The Trouble with Cincinnati Politics
Local politics in Cincinnati is in very rough waters. Our city was named after a highly respected Roman statesman, Cincinnatus, in the hope that it would be a shiny city — the Queen city — the crown jewel of the Midwest. Unfortunately, as we cross into the 21st year of the 21st century, our city is reeling due to scandalous politicians. Three elected officials have fallen, losing the status that they had basked in at the start of last year.
Rarely do we take the time to deeply explore what is wrong with our local politics but instead get caught up in the conversation about who should replace the corrupt officials or who should enter the next political race. The start of a new year should give us pause to consider seven problems. The first letter of each of these, taken together, forms the word TROUBLE. This article delves into the seven problems. Next month we will discuss seven solutions. Unless these are understood and addressed, more elected officials will continue to fall from grace and our image as a city will continually be tarnished.
Toxic Turf Wars and Feuds
This is not just a Cincinnati problem but a regional one. Within Hamilton County, toxic turf wars and feuding have poisoned both political parties. This has been established by many reporters over many years, but it first became clear to me in 2008. That year, the Hamilton County Republican Party and the Hamilton County Democratic Party colluded in an awful deal to ensure that their candidates for commissioner ran unopposed.

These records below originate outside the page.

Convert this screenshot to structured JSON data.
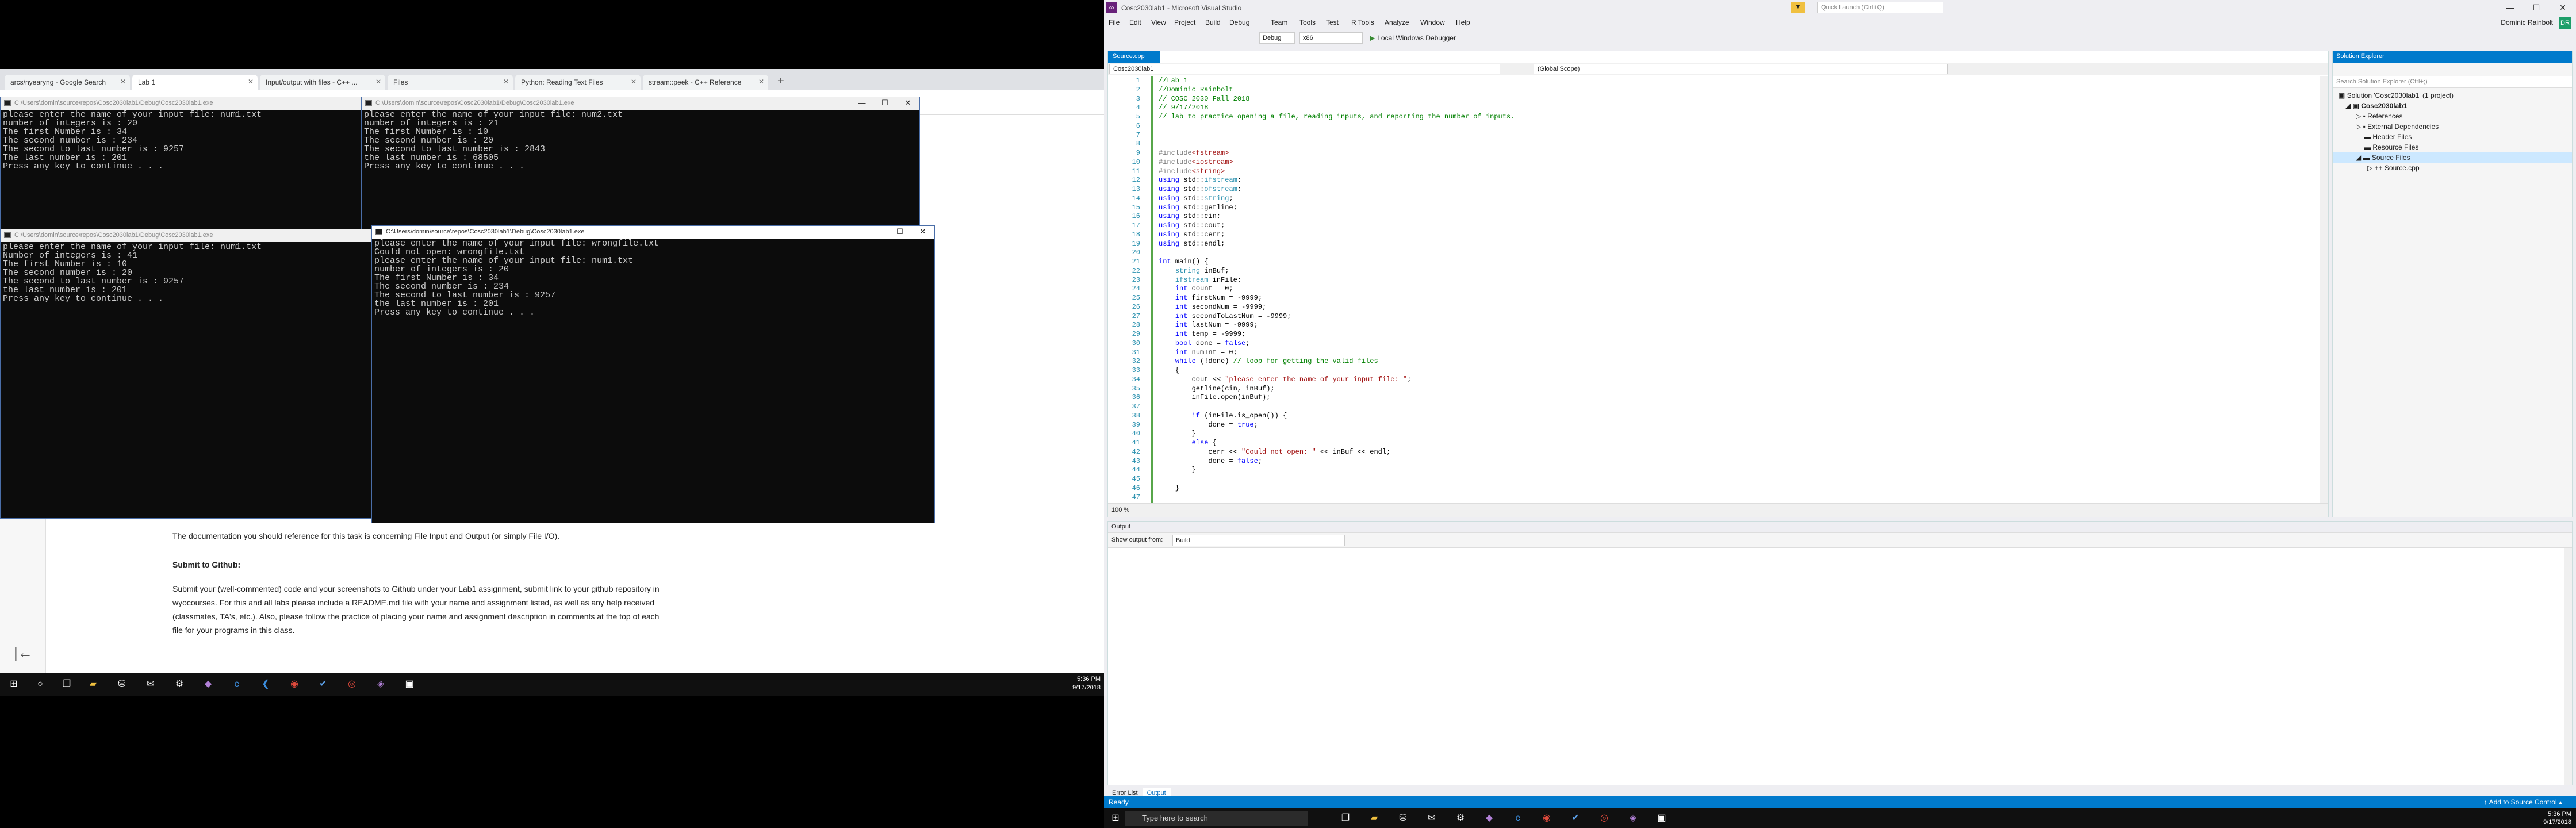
{
  "left_monitor": {
    "browser": {
      "tabs": [
        "arcs/nyearyng - Google Search",
        "Lab 1",
        "Input/output with files - C++ ...",
        "Files",
        "Python: Reading Text Files",
        "stream::peek - C++ Reference"
      ],
      "new_tab": "+",
      "doc_intro": "The documentation you should reference for this task is concerning File Input and Output (or simply File I/O).",
      "doc_heading": "Submit to Github:",
      "doc_body": "Submit your (well-commented) code and your screenshots to Github under your Lab1 assignment, submit link to your github repository in wyocourses. For this and all labs please include a README.md file with your name and assignment listed, as well as any help received (classmates, TA's, etc.). Also, please follow the practice of placing your name and assignment description in comments at the top of each file for your programs in this class.",
      "back_glyph": "|←"
    },
    "consoles": [
      {
        "title": "C:\\Users\\domin\\source\\repos\\Cosc2030lab1\\Debug\\Cosc2030lab1.exe",
        "lines": [
          "please enter the name of your input file: num1.txt",
          "number of integers is : 20",
          "The first Number is : 34",
          "The second number is : 234",
          "The second to last number is : 9257",
          "The last number is : 201",
          "Press any key to continue . . ."
        ]
      },
      {
        "title": "C:\\Users\\domin\\source\\repos\\Cosc2030lab1\\Debug\\Cosc2030lab1.exe",
        "lines": [
          "please enter the name of your input file: num2.txt",
          "number of integers is : 21",
          "The first Number is : 10",
          "The second number is : 20",
          "The second to last number is : 2843",
          "the last number is : 68505",
          "Press any key to continue . . ."
        ]
      },
      {
        "title": "C:\\Users\\domin\\source\\repos\\Cosc2030lab1\\Debug\\Cosc2030lab1.exe",
        "lines": [
          "please enter the name of your input file: num1.txt",
          "Number of integers is : 41",
          "The first Number is : 10",
          "The second number is : 20",
          "The second to last number is : 9257",
          "the last number is : 201",
          "Press any key to continue . . ."
        ]
      },
      {
        "title": "C:\\Users\\domin\\source\\repos\\Cosc2030lab1\\Debug\\Cosc2030lab1.exe",
        "lines": [
          "please enter the name of your input file: wrongfile.txt",
          "Could not open: wrongfile.txt",
          "please enter the name of your input file: num1.txt",
          "number of integers is : 20",
          "The first Number is : 34",
          "The second number is : 234",
          "The second to last number is : 9257",
          "the last number is : 201",
          "Press any key to continue . . ."
        ]
      }
    ],
    "taskbar": {
      "time": "5:36 PM",
      "date": "9/17/2018"
    }
  },
  "vs": {
    "title": "Cosc2030lab1 - Microsoft Visual Studio",
    "quick_launch": "Quick Launch (Ctrl+Q)",
    "user": "Dominic Rainbolt",
    "avatar": "DR",
    "menus": [
      "File",
      "Edit",
      "View",
      "Project",
      "Build",
      "Debug",
      "Team",
      "Tools",
      "Test",
      "R Tools",
      "Analyze",
      "Window",
      "Help"
    ],
    "config": "Debug",
    "platform": "x86",
    "run": "Local Windows Debugger",
    "editor_tab": "Source.cpp",
    "nav_project": "Cosc2030lab1",
    "nav_scope": "(Global Scope)",
    "zoom": "100 %",
    "code_line_count": 47,
    "solution_explorer": {
      "title": "Solution Explorer",
      "search": "Search Solution Explorer (Ctrl+;)",
      "items": [
        "Solution 'Cosc2030lab1' (1 project)",
        "Cosc2030lab1",
        "References",
        "External Dependencies",
        "Header Files",
        "Resource Files",
        "Source Files",
        "Source.cpp"
      ]
    },
    "output": {
      "title": "Output",
      "show_from_label": "Show output from:",
      "show_from": "Build"
    },
    "bottom_tabs": [
      "Error List",
      "Output"
    ],
    "status": "Ready",
    "add_source_control": "↑ Add to Source Control ▴",
    "taskbar": {
      "search": "Type here to search",
      "time": "5:36 PM",
      "date": "9/17/2018"
    }
  }
}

Rigid Clinging to Status Quo
Within Greater Cincinnati, it is evident that the culture of local politics has trended toward one dominant party. Small wonder that when I ran for commissioner as an Independent candidate, one party’s candidate did not bother to show up for a televised debate. As a matter of fact, both of my opponents blew off a neighborhood forum. This is because both parties have mastered the use of sample ballots at polling locations, thus making voters cling to the practice of straight-ticket voting. Elected officials have been emboldened to cling to the status quo as they are confident that they cannot lose.

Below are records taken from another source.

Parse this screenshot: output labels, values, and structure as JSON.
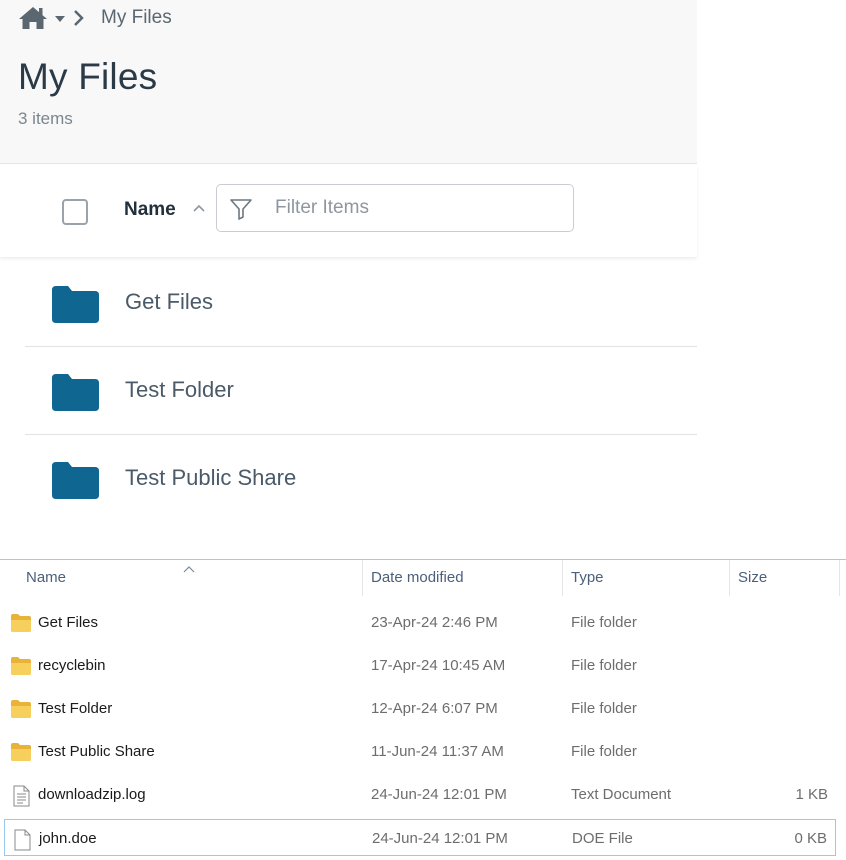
{
  "web": {
    "breadcrumb": {
      "current": "My Files"
    },
    "title": "My Files",
    "item_count": "3 items",
    "toolbar": {
      "name_header": "Name",
      "filter_placeholder": "Filter Items"
    },
    "items": [
      {
        "label": "Get Files"
      },
      {
        "label": "Test Folder"
      },
      {
        "label": "Test Public Share"
      }
    ],
    "colors": {
      "folder": "#0f6690",
      "text": "#4a5a68"
    }
  },
  "explorer": {
    "columns": {
      "name": "Name",
      "date": "Date modified",
      "type": "Type",
      "size": "Size"
    },
    "rows": [
      {
        "name": "Get Files",
        "date": "23-Apr-24 2:46 PM",
        "type": "File folder",
        "size": "",
        "icon": "folder-icon"
      },
      {
        "name": "recyclebin",
        "date": "17-Apr-24 10:45 AM",
        "type": "File folder",
        "size": "",
        "icon": "folder-icon"
      },
      {
        "name": "Test Folder",
        "date": "12-Apr-24 6:07 PM",
        "type": "File folder",
        "size": "",
        "icon": "folder-icon"
      },
      {
        "name": "Test Public Share",
        "date": "11-Jun-24 11:37 AM",
        "type": "File folder",
        "size": "",
        "icon": "folder-icon"
      },
      {
        "name": "downloadzip.log",
        "date": "24-Jun-24 12:01 PM",
        "type": "Text Document",
        "size": "1 KB",
        "icon": "text-file-icon"
      },
      {
        "name": "john.doe",
        "date": "24-Jun-24 12:01 PM",
        "type": "DOE File",
        "size": "0 KB",
        "icon": "file-icon"
      }
    ],
    "colors": {
      "folder": "#f2c24a",
      "selection_border": "#99c9ef"
    }
  }
}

Outright Betrayal of Public Trust
What transpired in 2020 was the painful truth that there is a culture of outright betrayal of public trust amongst Cincinnati politicians. And this is not a strictly partisan problem because those arrested were from both parties. With these arrests, our city council led the country in corruption cases. Betrayal of trust also manifests in another way. When a politician is elected for one office then within months betrays that trust and jumps ship to run for another office. It is a sad situation.
Unscrupulous Backroom Deals
It has come to light that some of our politicians use their offices for self-enrichment and self-advancement. Residents have been stunned to discover that their new era elected officials still operate in a world of hidden favors worse than those of the Boss Cox era. Some of the deals happen when elected officials agree to take bribes from developers. Others happen when they swap seats in the event of a term limitation. I call this a ‘Barter Exchange’ of public office. Other deals happen when regional party leadership agrees to block ballot challenges to incumbents as was done in 2008.
Brazen Dynastic Entitlement
A top-down attitude exists when the political class looks down upon any new entrants into the public sphere of campaigning for elected office. It has become an ingrained norm that certain names are the only ones entitled to be broadcast and reported on extensively. When there is an opening, the same few names are bandied about as the only viable candidates to run for it. And these individuals brazenly jump up for every open seat because of a frenzy that is stirred up regarding their candidacy.
Lack of Long-Term Vision
City leaders have failed at generating a long-term vision of clarity. Every proclamation has become a reaction to something happening elsewhere. There is a bankruptcy of ideas and an uncreative embrace of the obsolete. This is evidenced in the erroneous decision-making and paralysis that has created gridlock in local city/county government. Elected officials are continually maneuvering for position instead of settling down to do the job that they have been entrusted with by the public.
We now live in a city where clout is regarded higher than civic good. Those who are exploring elected office for the joy of serving fellow citizens are dismissed as the power players with outsized egos greedily chomp at the opportunity to score a higher price yet again. Our city is delving into the ocean of machine politics as the perennial runners, some who already hold office, view themselves as the only ones deserving.